Kadir crossed deserts and oceans “to find some freedom.” The great trek north took over a year. He walked in rags and flip-flops, doing whatever he needed to survive and pay for the next part of his passage. Along the way, he watched people die in the desert, in the war in Libya and on the boat across the Mediterranean. But after he arrived, he discovered it was all just more of the same. Big men and little people. The corrupt and criminal exploiting the honest and powerless. And Kadir is out of places to run to. “My life is still nothing,” he says. “If I die here, I die.
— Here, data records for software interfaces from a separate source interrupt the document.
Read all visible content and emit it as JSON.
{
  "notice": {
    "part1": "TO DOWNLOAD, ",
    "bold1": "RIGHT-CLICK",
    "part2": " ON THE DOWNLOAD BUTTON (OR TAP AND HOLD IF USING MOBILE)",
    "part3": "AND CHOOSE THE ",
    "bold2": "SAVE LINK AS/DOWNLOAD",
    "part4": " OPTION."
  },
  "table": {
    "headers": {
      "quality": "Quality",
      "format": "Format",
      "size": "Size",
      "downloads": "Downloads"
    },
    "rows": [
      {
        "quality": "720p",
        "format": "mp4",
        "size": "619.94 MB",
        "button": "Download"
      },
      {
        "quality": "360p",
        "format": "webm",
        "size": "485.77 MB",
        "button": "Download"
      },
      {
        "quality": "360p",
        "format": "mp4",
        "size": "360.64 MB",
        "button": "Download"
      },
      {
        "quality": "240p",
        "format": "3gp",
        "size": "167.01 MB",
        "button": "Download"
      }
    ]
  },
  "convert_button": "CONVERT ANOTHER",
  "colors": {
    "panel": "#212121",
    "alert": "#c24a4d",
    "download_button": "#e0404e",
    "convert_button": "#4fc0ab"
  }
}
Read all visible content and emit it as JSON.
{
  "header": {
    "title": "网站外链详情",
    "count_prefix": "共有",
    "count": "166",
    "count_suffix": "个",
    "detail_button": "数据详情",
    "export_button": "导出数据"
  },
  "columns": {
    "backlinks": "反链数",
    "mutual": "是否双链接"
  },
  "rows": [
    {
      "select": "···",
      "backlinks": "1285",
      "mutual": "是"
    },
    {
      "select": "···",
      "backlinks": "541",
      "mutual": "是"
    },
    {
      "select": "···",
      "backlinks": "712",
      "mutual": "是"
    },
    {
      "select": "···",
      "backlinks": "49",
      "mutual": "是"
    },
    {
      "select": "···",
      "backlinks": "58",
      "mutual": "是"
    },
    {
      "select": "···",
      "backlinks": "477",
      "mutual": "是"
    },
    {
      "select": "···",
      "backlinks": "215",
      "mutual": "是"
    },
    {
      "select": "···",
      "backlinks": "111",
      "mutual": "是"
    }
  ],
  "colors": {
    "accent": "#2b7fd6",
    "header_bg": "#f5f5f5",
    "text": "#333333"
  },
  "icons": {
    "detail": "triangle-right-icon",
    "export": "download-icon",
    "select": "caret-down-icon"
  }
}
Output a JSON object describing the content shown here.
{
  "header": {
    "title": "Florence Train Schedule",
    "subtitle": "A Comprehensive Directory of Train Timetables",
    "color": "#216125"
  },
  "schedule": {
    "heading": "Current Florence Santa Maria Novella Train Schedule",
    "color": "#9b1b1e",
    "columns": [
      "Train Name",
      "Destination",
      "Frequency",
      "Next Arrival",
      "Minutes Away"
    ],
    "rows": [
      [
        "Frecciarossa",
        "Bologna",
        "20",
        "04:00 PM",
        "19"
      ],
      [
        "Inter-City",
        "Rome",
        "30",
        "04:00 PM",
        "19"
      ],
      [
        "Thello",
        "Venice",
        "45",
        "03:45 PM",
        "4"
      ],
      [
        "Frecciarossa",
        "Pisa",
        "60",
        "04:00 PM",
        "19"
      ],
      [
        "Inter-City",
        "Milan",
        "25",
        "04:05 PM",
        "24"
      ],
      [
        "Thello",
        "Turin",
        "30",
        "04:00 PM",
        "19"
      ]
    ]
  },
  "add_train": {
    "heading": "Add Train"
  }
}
No problem.”

It is that acceptance of death that most disturbs those on the front line of Europe’s migrant crisis. Captain Giuseppe Margiotta has been sailing from Sicily to fish for prawns off Libya for 35 years. Lately, he has been dodging Libyan pirates, who may try to hijack his 100-foot boat, and rescuing migrants adrift at sea. On the night in April when 800 migrants drowned, Margiotta and his six crewmen arrived on the scene at 4 a.m. They pulled out the body of a 15-year-old boy. Then the sun came up and revealed a catastrophe. “Clothes everywhere,” says Margiotta. “Children’s clothes, women’s clothes, men’s clothes, flip-flops.” Beneath the garments were bodies. Margiotta couldn’t get over how alive they looked. Out of 800 passengers, the rescuers found 28 survivors and 24 bodies.

As he tells his story, Margiotta begins to cry. He cried that night too. “My men asked: ‘Why?’” he says. He had not cried when his boat once sank or when a fire onboard threatened his family. “But when I saw this mess, children aged 10 to 15, picking them up like tuna out of the sea…” Margiotta catches his breath. When he resumes, he says he has a message for the leaders of Europe. People smugglers see migrants as a commodity. For politicians, they can be the same: something from which to make money or gain political advantage. “You [who] sit around the table and make decisions,” says Margiotta. “You say you’re civilized. But if this happens again, come and see for yourself. Come see what it means to see a carpet of people in the sea.”

He wipes his eyes. “I cry because I’m raging.”

Correction: An earlier version of this article misspelt the first name of Calogero Ferrara.